By Stephen Kalema

The Ministry of Health has revealed plans to commission a National Ambulance System.

According to Dr Henry Mwebese, the Director General of Health Services in Ministry of Health, the system will cost Shs45 billion.

The system is meant to streamline services provided by the ambulances to patients with emergencies.

“Going forward we are not going to have ambulances stationed at hospitals,” said Mwebesa during the monthly media breakfast on Monday at MOH headquarters.

Recent research shows that ambulance services have been lacking, especially medical facilities in rural areas. Here, patients do not easily access ambulance services.

Only few health facilities at the level of health centre4 have ambulances but at times they do lack fuel.

Dr. Mwebesa said such problems will be solved in case the systems starts.

“Under the system across the country, ambulances will be organized and coordinated by the authority with centres based at a district or regional level,” said Dr. Mwebesa

The ambulance service centre will be charged with receiving calls from the patients or health facilities. An ambulance will then be dispatched to pick the patient and then drop them to the nearest hospital.

“By that time the ambulance is dispatched, drivers and doctors on board will have known where to take the patients,” Dr. Mwebesa explained.

What this means, ideally, is that there will be no ambulances stationed at any hospitals. For the efficient performance of this new system, government is going to recall all ambulances stationed in different health facilities across the country even those which were donated by organisation and individuals.

According to Dr. Mwebesa, the initial cost to start up this ambulance system will cost $12m this will money will be used to procure ambulances, train paramedics and divers.
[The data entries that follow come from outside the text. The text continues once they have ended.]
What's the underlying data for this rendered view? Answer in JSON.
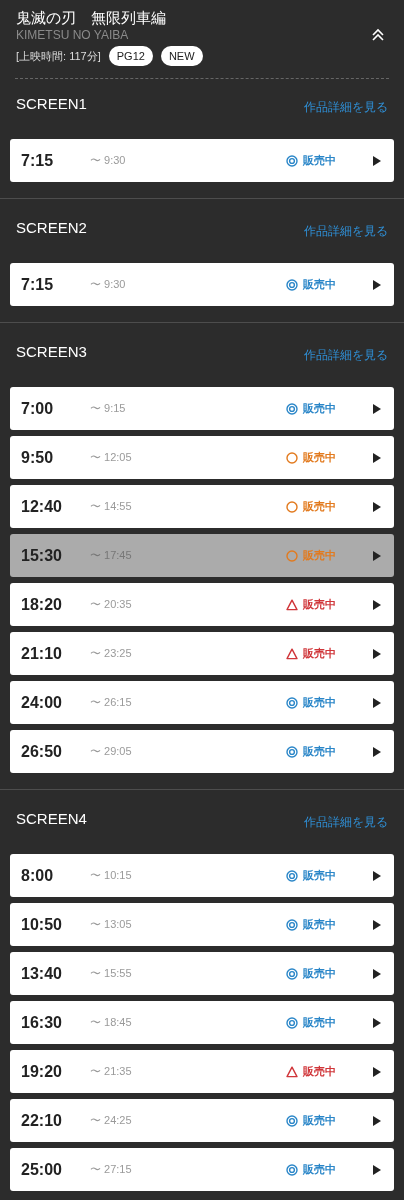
{
  "movie": {
    "title": "鬼滅の刃　無限列車編",
    "subtitle": "KIMETSU NO YAIBA",
    "runtime": "[上映時間: 117分]",
    "badges": [
      "PG12",
      "NEW"
    ],
    "expanded": true
  },
  "screens": [
    {
      "name": "SCREEN1",
      "detail_link": "作品詳細を見る",
      "showings": [
        {
          "start": "7:15",
          "end": "〜 9:30",
          "kind": "double-circle",
          "status": "販売中",
          "disabled": false
        }
      ]
    },
    {
      "name": "SCREEN2",
      "detail_link": "作品詳細を見る",
      "showings": [
        {
          "start": "7:15",
          "end": "〜 9:30",
          "kind": "double-circle",
          "status": "販売中",
          "disabled": false
        }
      ]
    },
    {
      "name": "SCREEN3",
      "detail_link": "作品詳細を見る",
      "showings": [
        {
          "start": "7:00",
          "end": "〜 9:15",
          "kind": "double-circle",
          "status": "販売中",
          "disabled": false
        },
        {
          "start": "9:50",
          "end": "〜 12:05",
          "kind": "circle",
          "status": "販売中",
          "disabled": false
        },
        {
          "start": "12:40",
          "end": "〜 14:55",
          "kind": "circle",
          "status": "販売中",
          "disabled": false
        },
        {
          "start": "15:30",
          "end": "〜 17:45",
          "kind": "circle",
          "status": "販売中",
          "disabled": true
        },
        {
          "start": "18:20",
          "end": "〜 20:35",
          "kind": "triangle",
          "status": "販売中",
          "disabled": false
        },
        {
          "start": "21:10",
          "end": "〜 23:25",
          "kind": "triangle",
          "status": "販売中",
          "disabled": false
        },
        {
          "start": "24:00",
          "end": "〜 26:15",
          "kind": "double-circle",
          "status": "販売中",
          "disabled": false
        },
        {
          "start": "26:50",
          "end": "〜 29:05",
          "kind": "double-circle",
          "status": "販売中",
          "disabled": false
        }
      ]
    },
    {
      "name": "SCREEN4",
      "detail_link": "作品詳細を見る",
      "showings": [
        {
          "start": "8:00",
          "end": "〜 10:15",
          "kind": "double-circle",
          "status": "販売中",
          "disabled": false
        },
        {
          "start": "10:50",
          "end": "〜 13:05",
          "kind": "double-circle",
          "status": "販売中",
          "disabled": false
        },
        {
          "start": "13:40",
          "end": "〜 15:55",
          "kind": "double-circle",
          "status": "販売中",
          "disabled": false
        },
        {
          "start": "16:30",
          "end": "〜 18:45",
          "kind": "double-circle",
          "status": "販売中",
          "disabled": false
        },
        {
          "start": "19:20",
          "end": "〜 21:35",
          "kind": "triangle",
          "status": "販売中",
          "disabled": false
        },
        {
          "start": "22:10",
          "end": "〜 24:25",
          "kind": "double-circle",
          "status": "販売中",
          "disabled": false
        },
        {
          "start": "25:00",
          "end": "〜 27:15",
          "kind": "double-circle",
          "status": "販売中",
          "disabled": false
        }
      ]
    }
  ]
}
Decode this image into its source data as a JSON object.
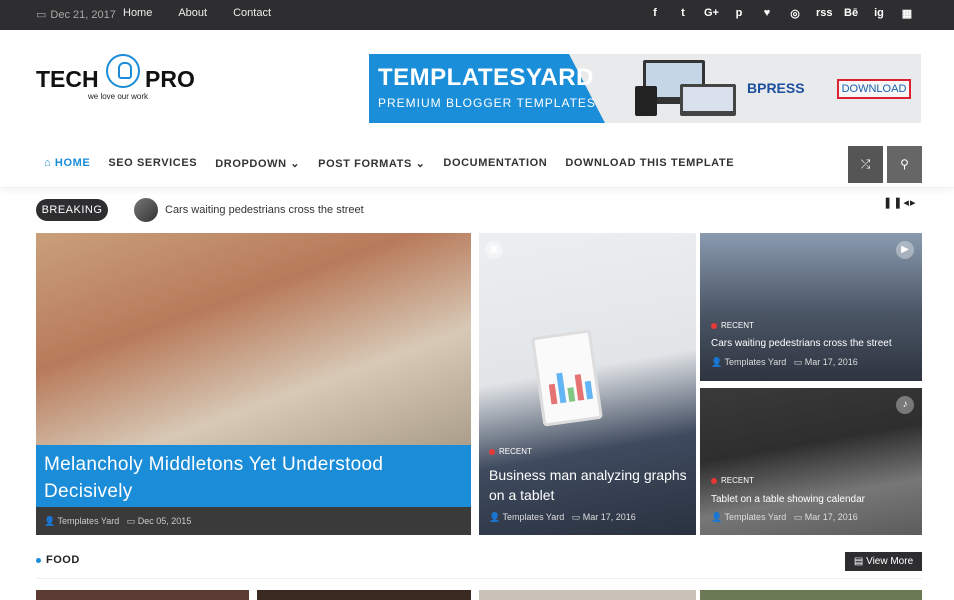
{
  "topbar": {
    "date": "Dec 21, 2017",
    "links": [
      "Home",
      "About",
      "Contact"
    ],
    "social": [
      "f",
      "t",
      "G+",
      "p",
      "♥",
      "◎",
      "rss",
      "Bē",
      "ig",
      "▦"
    ]
  },
  "logo": {
    "word1": "TECH",
    "word2": "PRO",
    "tagline": "we love our work"
  },
  "banner": {
    "title": "TEMPLATESYARD",
    "subtitle": "PREMIUM BLOGGER TEMPLATES",
    "brand": "BPRESS",
    "download": "DOWNLOAD"
  },
  "nav": {
    "items": [
      "HOME",
      "SEO SERVICES",
      "DROPDOWN",
      "POST FORMATS",
      "DOCUMENTATION",
      "DOWNLOAD THIS TEMPLATE"
    ],
    "home_icon": "home-icon",
    "dropdown_icon": "chevron-down-icon"
  },
  "breaking": {
    "label": "BREAKING",
    "text": "Cars waiting pedestrians cross the street",
    "controls": "❚❚◂▸"
  },
  "featured": [
    {
      "title": "Melancholy Middletons Yet Understood Decisively",
      "author": "Templates Yard",
      "date": "Dec 05, 2015"
    },
    {
      "category": "RECENT",
      "title": "Business man analyzing graphs on a tablet",
      "author": "Templates Yard",
      "date": "Mar 17, 2016"
    },
    {
      "category": "RECENT",
      "title": "Cars waiting pedestrians cross the street",
      "author": "Templates Yard",
      "date": "Mar 17, 2016"
    },
    {
      "category": "RECENT",
      "title": "Tablet on a table showing calendar",
      "author": "Templates Yard",
      "date": "Mar 17, 2016"
    }
  ],
  "section": {
    "title": "FOOD",
    "view_more": "View More"
  },
  "colors": {
    "accent": "#1a8cd8",
    "dark": "#2e2e30",
    "category_dot": "#e53935"
  }
}
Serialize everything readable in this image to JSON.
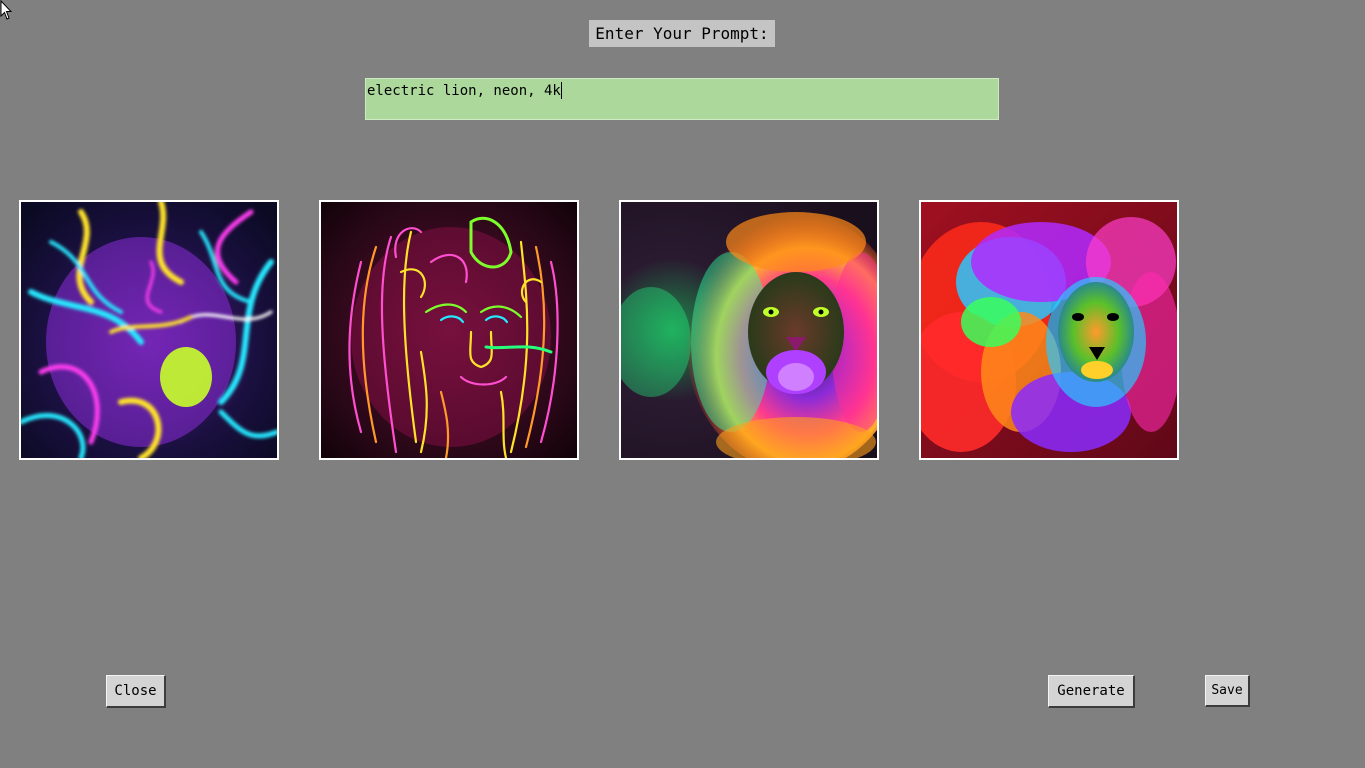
{
  "prompt": {
    "label": "Enter Your Prompt:",
    "value": "electric lion, neon, 4k"
  },
  "images": [
    {
      "name": "neon-lion-image-1",
      "description_icon": "abstract-neon-lion"
    },
    {
      "name": "neon-lion-image-2",
      "description_icon": "line-art-neon-lion"
    },
    {
      "name": "neon-lion-image-3",
      "description_icon": "rainbow-mane-lion"
    },
    {
      "name": "neon-lion-image-4",
      "description_icon": "rainbow-fur-lion"
    }
  ],
  "buttons": {
    "close": "Close",
    "generate": "Generate",
    "save": "Save"
  },
  "colors": {
    "background": "#808080",
    "input_background": "#acd89c",
    "label_background": "#c4c4c4",
    "button_face": "#d4d4d4"
  }
}
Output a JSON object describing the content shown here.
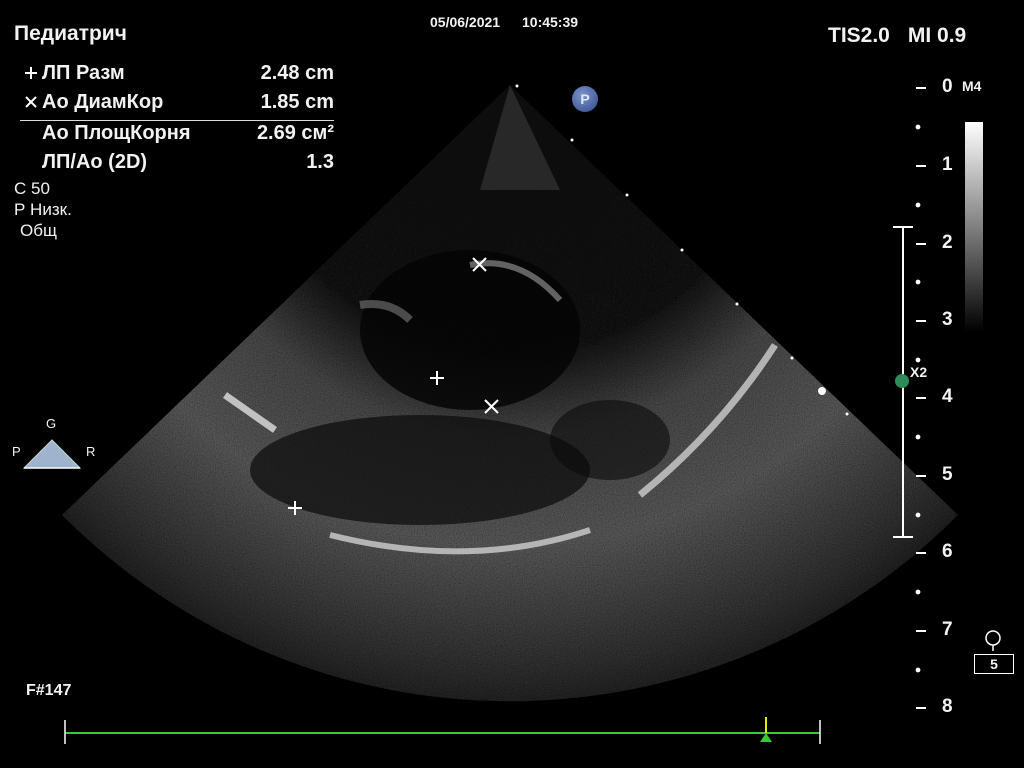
{
  "header": {
    "preset": "Педиатрич",
    "date": "05/06/2021",
    "time": "10:45:39",
    "tis": "TIS2.0",
    "mi": "MI 0.9"
  },
  "measurements": [
    {
      "label": "ЛП Разм",
      "value": "2.48 cm",
      "marker": "plus"
    },
    {
      "label": "Ао ДиамКор",
      "value": "1.85 cm",
      "marker": "x"
    },
    {
      "label": "Ао ПлощКорня",
      "value": "2.69 см²",
      "marker": "none"
    },
    {
      "label": "ЛП/Ао (2D)",
      "value": "1.3",
      "marker": "none"
    }
  ],
  "params": [
    "С 50",
    "Р Низк.",
    "Общ"
  ],
  "frame_count": "F#147",
  "depth_scale": [
    "0",
    "1",
    "2",
    "3",
    "4",
    "5",
    "6",
    "7",
    "8"
  ],
  "map_label": "M4",
  "focus_label": "X2",
  "orientation": {
    "top": "G",
    "left": "P",
    "right": "R"
  },
  "probe_badge": "P",
  "cine_box": "5",
  "colors": {
    "accent_green": "#33cc33",
    "focus_marker": "#2e8b57",
    "cine_marker": "#e8e800"
  }
}
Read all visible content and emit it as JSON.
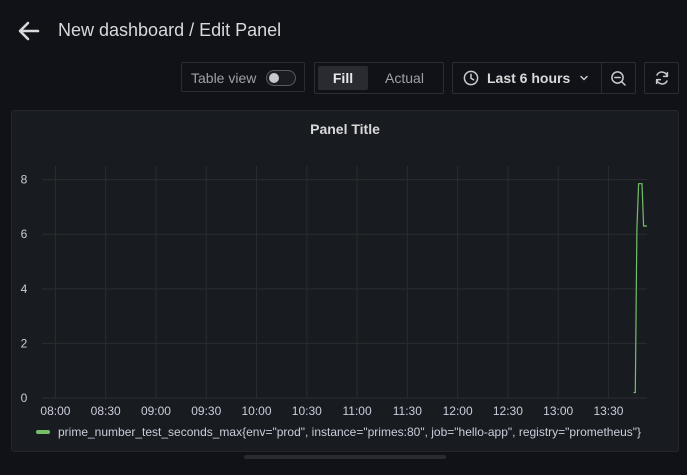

The system is to start in phases, with the first to begin next financial year . The whole process will take about four years.

“We shall recall all ambulances which are working into this system before we can buy other ambulances. Even those bought by politicians, must be working under this new system since they need to be coordinated,” he said.

Those that refuse to join the system will be barred from providing ambulance services.

On the issue of patient of paying for fuel and ambulance drivers, Permanent Secretary Diana Atwine said government is working on modalities, as per the national ambulance policy, on how to finance it.

“Once the policy is out, it will clarify the modalities of payment. This is policy is still in discussion phase and once it is out it will give us clear way how we are going to finance the ambulance operation,” said Dr Atwine.